In 1501 Michelangelo was commissioned to create the David by the Arte della Lana (Guild of Wool Merchant), who were responsible for the upkeep and the decoration of the Cathedral in Florence.
For this purpose, he was given a block of marble which Agostino di Duccio had already attempted to fashion forty years previously, perhaps with the same subject in mind.
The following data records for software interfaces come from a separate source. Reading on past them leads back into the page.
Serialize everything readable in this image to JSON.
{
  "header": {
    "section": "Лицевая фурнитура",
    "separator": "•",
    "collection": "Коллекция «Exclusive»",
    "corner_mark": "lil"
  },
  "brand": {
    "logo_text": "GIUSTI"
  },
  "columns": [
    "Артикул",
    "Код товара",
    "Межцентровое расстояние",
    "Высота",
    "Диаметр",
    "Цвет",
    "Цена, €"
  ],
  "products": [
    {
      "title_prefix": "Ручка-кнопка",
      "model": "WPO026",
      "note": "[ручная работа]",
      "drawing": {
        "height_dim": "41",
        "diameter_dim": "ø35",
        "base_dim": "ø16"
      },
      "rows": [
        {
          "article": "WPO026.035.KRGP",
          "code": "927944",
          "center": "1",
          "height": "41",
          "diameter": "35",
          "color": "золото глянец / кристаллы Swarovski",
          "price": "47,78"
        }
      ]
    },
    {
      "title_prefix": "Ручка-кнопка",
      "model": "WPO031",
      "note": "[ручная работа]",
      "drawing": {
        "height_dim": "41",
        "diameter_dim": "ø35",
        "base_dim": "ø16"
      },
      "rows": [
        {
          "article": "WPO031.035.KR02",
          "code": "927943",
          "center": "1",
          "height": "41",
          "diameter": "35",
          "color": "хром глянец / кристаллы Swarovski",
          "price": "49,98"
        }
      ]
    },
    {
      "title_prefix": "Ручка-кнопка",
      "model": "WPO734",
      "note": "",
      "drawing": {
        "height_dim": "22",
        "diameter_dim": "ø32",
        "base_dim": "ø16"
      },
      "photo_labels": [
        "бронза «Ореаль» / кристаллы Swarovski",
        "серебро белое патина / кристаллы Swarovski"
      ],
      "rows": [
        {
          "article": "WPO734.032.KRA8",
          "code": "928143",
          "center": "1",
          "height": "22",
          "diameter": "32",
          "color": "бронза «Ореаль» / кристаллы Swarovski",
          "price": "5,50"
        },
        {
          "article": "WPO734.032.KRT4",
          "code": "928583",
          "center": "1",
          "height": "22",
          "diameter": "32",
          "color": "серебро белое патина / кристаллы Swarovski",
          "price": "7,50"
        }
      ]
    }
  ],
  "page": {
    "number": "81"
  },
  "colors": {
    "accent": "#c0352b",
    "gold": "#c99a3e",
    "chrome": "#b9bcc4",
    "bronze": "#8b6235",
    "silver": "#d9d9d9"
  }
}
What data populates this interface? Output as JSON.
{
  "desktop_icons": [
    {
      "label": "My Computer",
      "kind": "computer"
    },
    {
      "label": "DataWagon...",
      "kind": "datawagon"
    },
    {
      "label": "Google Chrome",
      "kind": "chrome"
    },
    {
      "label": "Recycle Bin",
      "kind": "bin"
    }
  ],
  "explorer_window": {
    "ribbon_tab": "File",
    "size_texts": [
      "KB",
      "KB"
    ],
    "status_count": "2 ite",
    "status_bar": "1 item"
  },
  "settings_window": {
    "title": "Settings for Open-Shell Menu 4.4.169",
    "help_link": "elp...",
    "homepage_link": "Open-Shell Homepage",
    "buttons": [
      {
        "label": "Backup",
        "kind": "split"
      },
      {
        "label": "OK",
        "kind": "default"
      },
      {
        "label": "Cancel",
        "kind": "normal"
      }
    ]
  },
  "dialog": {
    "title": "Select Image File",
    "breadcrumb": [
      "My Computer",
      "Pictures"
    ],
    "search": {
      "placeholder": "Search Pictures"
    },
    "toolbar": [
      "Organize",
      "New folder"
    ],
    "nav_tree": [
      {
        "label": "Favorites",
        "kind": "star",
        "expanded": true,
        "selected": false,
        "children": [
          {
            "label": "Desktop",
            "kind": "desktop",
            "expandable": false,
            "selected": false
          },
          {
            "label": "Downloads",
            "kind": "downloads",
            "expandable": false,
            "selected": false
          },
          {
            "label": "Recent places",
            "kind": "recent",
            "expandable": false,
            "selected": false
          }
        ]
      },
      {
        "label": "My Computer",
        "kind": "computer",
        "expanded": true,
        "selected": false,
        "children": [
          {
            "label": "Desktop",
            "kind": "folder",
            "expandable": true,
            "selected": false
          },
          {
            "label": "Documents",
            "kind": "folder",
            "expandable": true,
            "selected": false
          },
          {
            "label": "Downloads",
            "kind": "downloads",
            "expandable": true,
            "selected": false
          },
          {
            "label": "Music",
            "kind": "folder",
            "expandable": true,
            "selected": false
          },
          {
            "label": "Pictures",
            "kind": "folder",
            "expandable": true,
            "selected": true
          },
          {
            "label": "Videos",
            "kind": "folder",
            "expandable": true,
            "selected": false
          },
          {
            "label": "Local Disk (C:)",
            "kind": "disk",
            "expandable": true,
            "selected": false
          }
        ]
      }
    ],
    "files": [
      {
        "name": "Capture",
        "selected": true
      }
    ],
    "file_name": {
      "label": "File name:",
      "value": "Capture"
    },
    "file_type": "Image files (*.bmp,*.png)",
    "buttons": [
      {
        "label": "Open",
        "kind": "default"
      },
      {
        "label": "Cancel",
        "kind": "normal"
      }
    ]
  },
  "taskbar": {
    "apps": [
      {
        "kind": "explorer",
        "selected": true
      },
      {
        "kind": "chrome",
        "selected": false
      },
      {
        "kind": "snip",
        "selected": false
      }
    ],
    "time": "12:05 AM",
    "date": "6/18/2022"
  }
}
Michelangelo breaks away from the traditional way of representing David. He does not present us with the winner, the giant's head at his feet and the powerful sword in his hand, but portrays the youth in the phase immediately preceding the battle: perhaps he has caught him just in the moment when he has heard that his people are hesitating, and he sees Goliath jeering and mocking them. The artist places him in the most perfect " contraposto", as in the most beautiful Greek representations of heroes. The right-hand side of the statue is smooth and composed while the left-side, from the outstretched foot all the way up to the disheveled hair is openly active and dynamic. The muscles and the tendons are developed only to the point where they can still be interpreted as the perfect instrument for a strong will, and not to the point of becoming individual self-governing forms.
The David strikes a simple pose: given its size, any stronger action pose risked compromising balance. At all events, it was an extraordinary accomplishment to have extracted so noble and animated a figure out from such a disproportionately flat rectangular mass.
Supporting his body with the right leg and carrying the left leg forward, the almost divine young hero lets his right hand fall to thigh level as he flexes in the other to shoulder height. His face is bold yet thoughtful: he is defiantly awaiting his adversary and calmly sizing up his chances like a true Florentine as he plans an attack of questionable loyalty.
David struck like lightning. Never before had the naturally sceptical Florentines reacted with such riotous enthusiasm.